_DATASET CONTENT:_
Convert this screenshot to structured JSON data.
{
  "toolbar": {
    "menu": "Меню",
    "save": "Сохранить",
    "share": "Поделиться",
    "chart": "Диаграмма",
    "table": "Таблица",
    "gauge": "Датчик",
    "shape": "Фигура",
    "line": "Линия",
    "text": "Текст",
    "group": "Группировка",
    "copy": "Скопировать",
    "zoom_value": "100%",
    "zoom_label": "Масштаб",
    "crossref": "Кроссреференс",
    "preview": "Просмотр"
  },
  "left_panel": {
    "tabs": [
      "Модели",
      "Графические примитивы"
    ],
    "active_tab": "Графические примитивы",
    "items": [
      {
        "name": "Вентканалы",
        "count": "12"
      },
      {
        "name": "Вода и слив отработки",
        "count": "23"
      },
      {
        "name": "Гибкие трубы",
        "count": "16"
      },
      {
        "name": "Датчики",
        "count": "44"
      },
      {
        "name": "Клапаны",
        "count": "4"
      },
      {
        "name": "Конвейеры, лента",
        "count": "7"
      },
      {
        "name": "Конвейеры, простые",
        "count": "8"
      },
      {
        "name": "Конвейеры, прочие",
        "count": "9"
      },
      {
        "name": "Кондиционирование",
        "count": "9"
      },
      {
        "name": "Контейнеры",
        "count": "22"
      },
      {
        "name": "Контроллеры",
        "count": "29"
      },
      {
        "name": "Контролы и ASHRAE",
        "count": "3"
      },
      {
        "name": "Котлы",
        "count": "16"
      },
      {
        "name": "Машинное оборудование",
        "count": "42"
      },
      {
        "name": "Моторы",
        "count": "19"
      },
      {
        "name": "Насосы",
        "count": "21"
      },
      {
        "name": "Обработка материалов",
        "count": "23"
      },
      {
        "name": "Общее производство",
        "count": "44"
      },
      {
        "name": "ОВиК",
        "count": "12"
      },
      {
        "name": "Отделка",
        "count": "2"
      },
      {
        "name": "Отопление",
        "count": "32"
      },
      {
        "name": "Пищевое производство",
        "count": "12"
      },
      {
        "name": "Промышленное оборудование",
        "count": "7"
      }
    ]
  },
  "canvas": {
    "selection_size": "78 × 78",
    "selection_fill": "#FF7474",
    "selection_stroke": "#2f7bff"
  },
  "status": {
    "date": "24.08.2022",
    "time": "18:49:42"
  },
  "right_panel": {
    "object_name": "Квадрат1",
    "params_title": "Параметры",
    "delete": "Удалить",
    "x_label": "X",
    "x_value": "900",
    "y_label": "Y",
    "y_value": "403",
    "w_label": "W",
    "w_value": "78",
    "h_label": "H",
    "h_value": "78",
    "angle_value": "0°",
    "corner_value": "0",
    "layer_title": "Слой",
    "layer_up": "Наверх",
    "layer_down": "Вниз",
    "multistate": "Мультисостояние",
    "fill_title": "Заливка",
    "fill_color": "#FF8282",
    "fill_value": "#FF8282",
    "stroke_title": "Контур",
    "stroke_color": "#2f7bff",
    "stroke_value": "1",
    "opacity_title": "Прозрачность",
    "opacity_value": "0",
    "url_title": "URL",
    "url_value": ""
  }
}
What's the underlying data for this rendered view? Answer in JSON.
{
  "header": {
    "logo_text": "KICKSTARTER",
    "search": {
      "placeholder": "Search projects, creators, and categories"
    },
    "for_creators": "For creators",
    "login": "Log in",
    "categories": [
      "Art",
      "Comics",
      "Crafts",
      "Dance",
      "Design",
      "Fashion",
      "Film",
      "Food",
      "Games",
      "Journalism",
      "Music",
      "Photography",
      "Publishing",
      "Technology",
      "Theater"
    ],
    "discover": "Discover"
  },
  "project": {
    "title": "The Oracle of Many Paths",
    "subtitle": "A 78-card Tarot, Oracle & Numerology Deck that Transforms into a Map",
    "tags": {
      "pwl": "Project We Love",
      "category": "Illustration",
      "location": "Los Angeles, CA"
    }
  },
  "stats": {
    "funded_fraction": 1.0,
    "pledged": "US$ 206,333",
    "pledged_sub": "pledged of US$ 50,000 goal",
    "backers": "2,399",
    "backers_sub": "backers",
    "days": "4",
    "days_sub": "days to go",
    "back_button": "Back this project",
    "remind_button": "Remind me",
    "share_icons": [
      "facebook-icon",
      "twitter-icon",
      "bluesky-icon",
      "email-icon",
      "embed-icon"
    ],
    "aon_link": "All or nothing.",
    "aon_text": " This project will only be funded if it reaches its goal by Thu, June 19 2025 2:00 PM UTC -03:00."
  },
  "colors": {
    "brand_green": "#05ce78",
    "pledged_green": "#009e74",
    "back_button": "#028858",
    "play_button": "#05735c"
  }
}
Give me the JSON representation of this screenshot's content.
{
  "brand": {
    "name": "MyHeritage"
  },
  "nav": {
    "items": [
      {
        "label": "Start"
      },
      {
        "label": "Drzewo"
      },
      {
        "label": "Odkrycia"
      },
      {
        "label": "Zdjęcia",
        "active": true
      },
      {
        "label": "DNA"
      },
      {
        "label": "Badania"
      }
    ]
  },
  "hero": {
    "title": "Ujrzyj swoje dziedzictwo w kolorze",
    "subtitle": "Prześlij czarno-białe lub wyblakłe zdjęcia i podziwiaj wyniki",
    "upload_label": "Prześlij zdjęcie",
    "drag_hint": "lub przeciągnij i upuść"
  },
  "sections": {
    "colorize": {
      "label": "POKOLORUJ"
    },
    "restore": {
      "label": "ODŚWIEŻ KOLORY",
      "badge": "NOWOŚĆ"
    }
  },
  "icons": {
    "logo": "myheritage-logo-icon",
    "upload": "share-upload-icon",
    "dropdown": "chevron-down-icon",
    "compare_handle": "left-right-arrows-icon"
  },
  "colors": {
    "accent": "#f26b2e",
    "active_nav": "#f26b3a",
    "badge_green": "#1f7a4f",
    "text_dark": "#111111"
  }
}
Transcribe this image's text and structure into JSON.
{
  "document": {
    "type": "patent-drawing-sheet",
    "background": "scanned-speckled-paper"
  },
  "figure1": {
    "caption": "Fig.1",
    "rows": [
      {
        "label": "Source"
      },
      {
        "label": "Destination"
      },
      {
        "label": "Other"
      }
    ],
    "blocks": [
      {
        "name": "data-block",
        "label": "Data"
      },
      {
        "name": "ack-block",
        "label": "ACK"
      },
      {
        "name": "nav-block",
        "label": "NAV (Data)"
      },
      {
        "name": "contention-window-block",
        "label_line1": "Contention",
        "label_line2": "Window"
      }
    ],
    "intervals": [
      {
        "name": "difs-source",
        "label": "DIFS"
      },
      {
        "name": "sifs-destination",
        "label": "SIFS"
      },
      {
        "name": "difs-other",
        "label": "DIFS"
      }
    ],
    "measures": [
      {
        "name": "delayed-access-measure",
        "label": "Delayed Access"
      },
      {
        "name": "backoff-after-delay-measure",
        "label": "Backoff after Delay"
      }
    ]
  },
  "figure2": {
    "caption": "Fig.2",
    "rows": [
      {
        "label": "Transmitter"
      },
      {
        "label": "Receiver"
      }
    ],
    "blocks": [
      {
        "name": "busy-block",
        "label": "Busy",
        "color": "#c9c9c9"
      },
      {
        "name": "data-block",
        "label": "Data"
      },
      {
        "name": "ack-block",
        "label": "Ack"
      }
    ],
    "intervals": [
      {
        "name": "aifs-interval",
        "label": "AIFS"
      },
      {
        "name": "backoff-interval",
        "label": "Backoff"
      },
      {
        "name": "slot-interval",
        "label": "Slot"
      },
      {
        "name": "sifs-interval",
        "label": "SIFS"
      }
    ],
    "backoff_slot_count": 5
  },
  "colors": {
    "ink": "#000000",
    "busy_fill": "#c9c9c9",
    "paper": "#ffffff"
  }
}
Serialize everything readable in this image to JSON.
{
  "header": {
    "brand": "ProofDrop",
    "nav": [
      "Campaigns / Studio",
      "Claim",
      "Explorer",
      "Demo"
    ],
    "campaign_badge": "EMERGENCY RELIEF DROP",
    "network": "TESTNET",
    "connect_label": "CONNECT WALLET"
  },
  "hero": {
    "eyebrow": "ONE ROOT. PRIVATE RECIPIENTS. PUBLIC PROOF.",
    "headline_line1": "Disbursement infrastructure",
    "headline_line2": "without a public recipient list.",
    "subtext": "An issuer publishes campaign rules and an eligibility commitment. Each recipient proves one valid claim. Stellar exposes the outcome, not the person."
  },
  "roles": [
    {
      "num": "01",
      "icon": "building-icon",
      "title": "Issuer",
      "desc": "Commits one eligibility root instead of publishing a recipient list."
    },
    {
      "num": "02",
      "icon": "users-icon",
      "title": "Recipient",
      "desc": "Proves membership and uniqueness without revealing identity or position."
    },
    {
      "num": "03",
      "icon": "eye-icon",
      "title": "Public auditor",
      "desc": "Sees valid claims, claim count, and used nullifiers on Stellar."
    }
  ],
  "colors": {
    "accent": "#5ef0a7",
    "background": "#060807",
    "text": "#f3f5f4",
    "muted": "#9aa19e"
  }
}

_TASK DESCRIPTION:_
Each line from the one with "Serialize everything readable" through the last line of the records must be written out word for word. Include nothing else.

_RESPONSE AREA:_
Serialize everything readable in this image to JSON.
{
  "header": {
    "brand": "ProofDrop",
    "nav": [
      "Campaigns / Studio",
      "Claim",
      "Explorer",
      "Demo"
    ],
    "campaign_badge": "EMERGENCY RELIEF DROP",
    "network": "TESTNET",
    "connect_label": "CONNECT WALLET"
  },
  "hero": {
    "eyebrow": "ONE ROOT. PRIVATE RECIPIENTS. PUBLIC PROOF.",
    "headline_line1": "Disbursement infrastructure",
    "headline_line2": "without a public recipient list.",
    "subtext": "An issuer publishes campaign rules and an eligibility commitment. Each recipient proves one valid claim. Stellar exposes the outcome, not the person."
  },
  "roles": [
    {
      "num": "01",
      "icon": "building-icon",
      "title": "Issuer",
      "desc": "Commits one eligibility root instead of publishing a recipient list."
    },
    {
      "num": "02",
      "icon": "users-icon",
      "title": "Recipient",
      "desc": "Proves membership and uniqueness without revealing identity or position."
    },
    {
      "num": "03",
      "icon": "eye-icon",
      "title": "Public auditor",
      "desc": "Sees valid claims, claim count, and used nullifiers on Stellar."
    }
  ],
  "colors": {
    "accent": "#5ef0a7",
    "background": "#060807",
    "text": "#f3f5f4",
    "muted": "#9aa19e"
  }
}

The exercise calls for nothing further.